Data about app and page elements
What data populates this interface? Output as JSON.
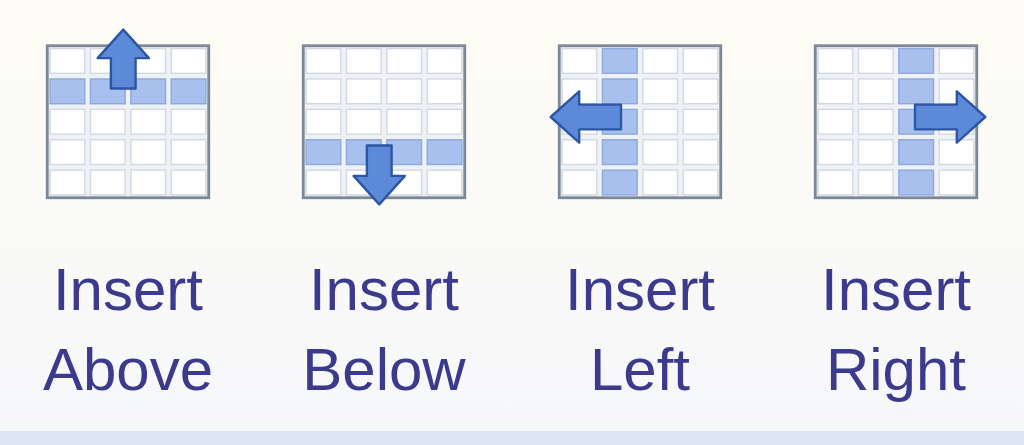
{
  "buttons": [
    {
      "kind": "above",
      "lines": [
        "Insert",
        "Above"
      ]
    },
    {
      "kind": "below",
      "lines": [
        "Insert",
        "Below"
      ]
    },
    {
      "kind": "left",
      "lines": [
        "Insert",
        "Left"
      ]
    },
    {
      "kind": "right",
      "lines": [
        "Insert",
        "Right"
      ]
    }
  ]
}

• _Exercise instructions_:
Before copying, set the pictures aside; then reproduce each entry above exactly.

• _Expected answer_:
What data populates this interface? Output as JSON.
{
  "buttons": [
    {
      "kind": "above",
      "lines": [
        "Insert",
        "Above"
      ]
    },
    {
      "kind": "below",
      "lines": [
        "Insert",
        "Below"
      ]
    },
    {
      "kind": "left",
      "lines": [
        "Insert",
        "Left"
      ]
    },
    {
      "kind": "right",
      "lines": [
        "Insert",
        "Right"
      ]
    }
  ]
}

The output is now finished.